As someone who was experiencing dropped links on a regular basis, I believe my issue has been resolved (at least to my satisfaction). As I’ve indicated in another post (above), I read forums of other 2.4 GHZ triggers (Godox, etc.) and came to the conclusion that RF interface in the channels was causing drops. So I used a Wi-Fi analyzer for Android phones (WiFiman is free, good and ad free) and saw interference where the RT scan didn’t. I set the channel manually and my drops almost disappeared – almost (from 1 to 2 every 30 minutes to 0 to 1 every two hours).

I now use channel 15.

But then I got to thinking about the ID because I was using a custom one (0333). In other systems that have IDs – so you can “uniqueify” your setup – you have at most 100 to chose from (0-99, typically). But Canon’s RT system has 10,000 – 0000 to 9999. That’s a lot of IDs! And each ID must have a unique radio frequency assigned to it. Speculating, I think that the gap between frequencies is tiny and, therefore, the fault tolerance low: RF interference is far more likely to affect these IDs than the channels. So I set my ID to 0000 and repeated the test and had zero drops in two hours. I ran the test again using 9999 and once again had zero drops in two hours. I believe using the extremes of the ID range bookends the fault to just one direction, up only (if using 0000) or down only (if using 9999). If this is true, this single change may reduce drops by 50%!
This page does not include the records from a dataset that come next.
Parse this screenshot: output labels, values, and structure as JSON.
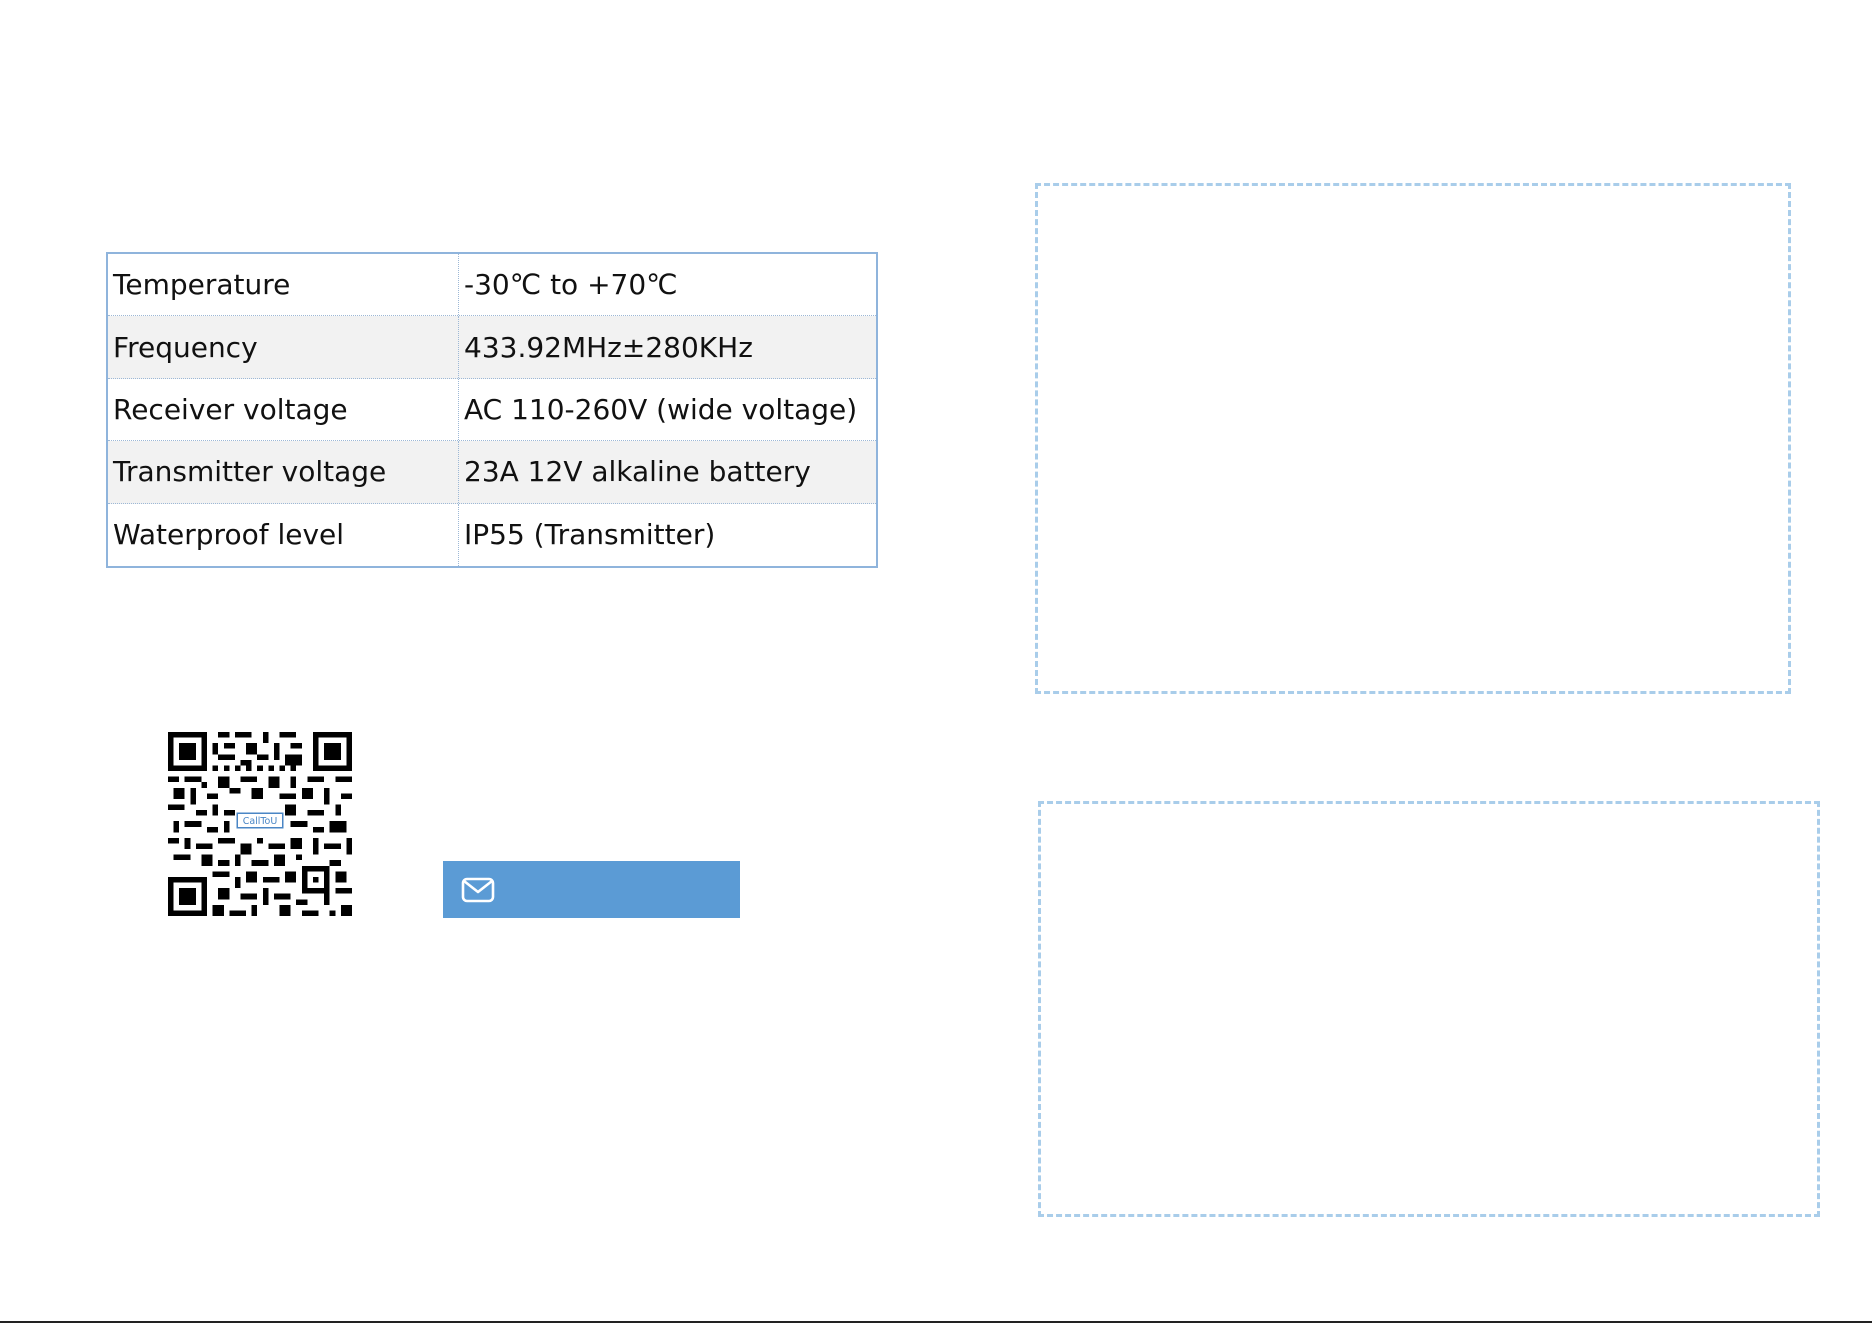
{
  "spec_table": {
    "rows": [
      {
        "label": "Temperature",
        "value": "-30℃ to +70℃"
      },
      {
        "label": "Frequency",
        "value": "433.92MHz±280KHz"
      },
      {
        "label": "Receiver voltage",
        "value": "AC 110-260V (wide voltage)"
      },
      {
        "label": "Transmitter voltage",
        "value": "23A 12V alkaline battery"
      },
      {
        "label": "Waterproof level",
        "value": "IP55 (Transmitter)"
      }
    ]
  },
  "qr_code": {
    "center_logo_text": "CallToU"
  },
  "email_button": {
    "icon": "envelope-icon",
    "color": "#5b9bd5"
  },
  "colors": {
    "table_border": "#8fb4dc",
    "dashed_border": "#a9cdea",
    "row_alt_bg": "#f2f2f2"
  }
}
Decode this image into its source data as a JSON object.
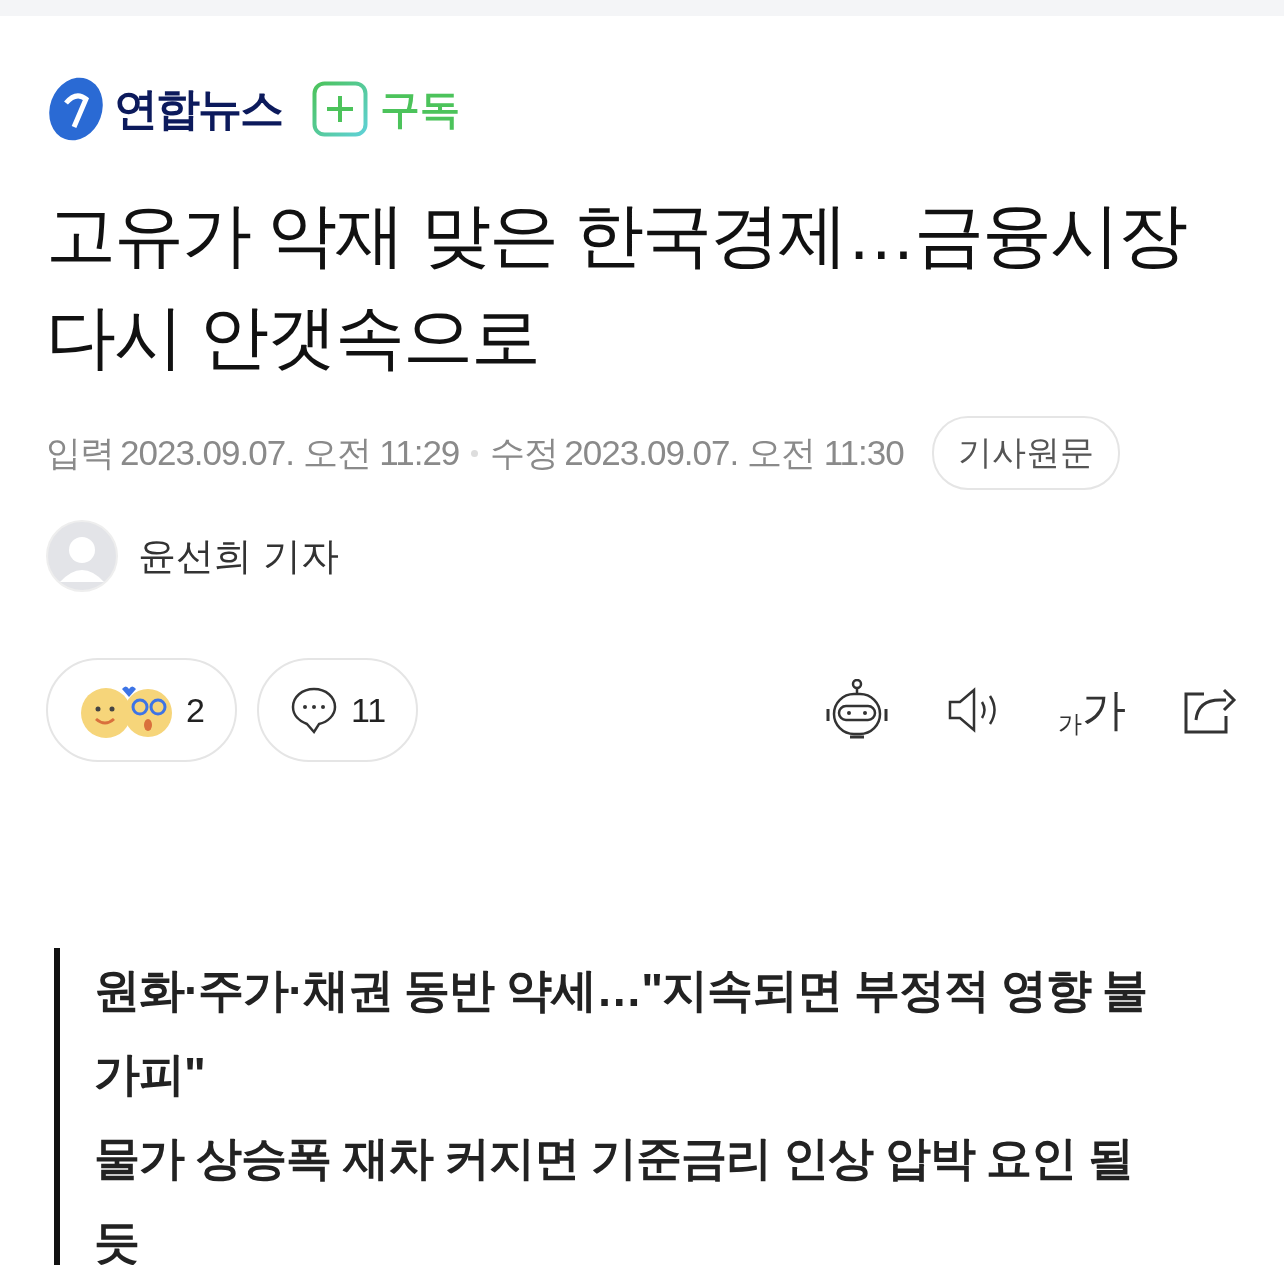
{
  "press": {
    "name": "연합뉴스",
    "subscribe": "구독"
  },
  "headline": "고유가 악재 맞은 한국경제…금융시장 다시 안갯속으로",
  "meta": {
    "input_label": "입력",
    "input_time": "2023.09.07. 오전 11:29",
    "edit_label": "수정",
    "edit_time": "2023.09.07. 오전 11:30",
    "original_button": "기사원문"
  },
  "reporter": "윤선희 기자",
  "reactions": {
    "count": "2"
  },
  "comments": {
    "count": "11"
  },
  "font_size": {
    "small": "가",
    "large": "가"
  },
  "summary": [
    "원화·주가·채권 동반 약세…\"지속되면 부정적 영향 불가피\"",
    "물가 상승폭 재차 커지면 기준금리 인상 압박 요인 될 듯"
  ]
}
I now use ID 9999.

Since making these changes, testing for hours yesterday (and even today), I have not experienced a single drop. My 430s x 4 have gone to sleep (1 hour setting) and awakened successfully (using the ST-E3-RT (v1)), ran out of juice (FYI: I’m using rechargeables), or lost – and regained – link.

I’m happy.

As for Canon, there’s really not much they can do, except maybe reduce the number of IDs (why 10,000?). When they created the RT system (2012), there was a lot less interference and the FCC mandates that devices must accept any interference received, including interference that may cause undesired operation. And rest assured that the “others” have drops and misfires as well so changing to another 2.4 GHZ trigger system isn't really, “The Solution.”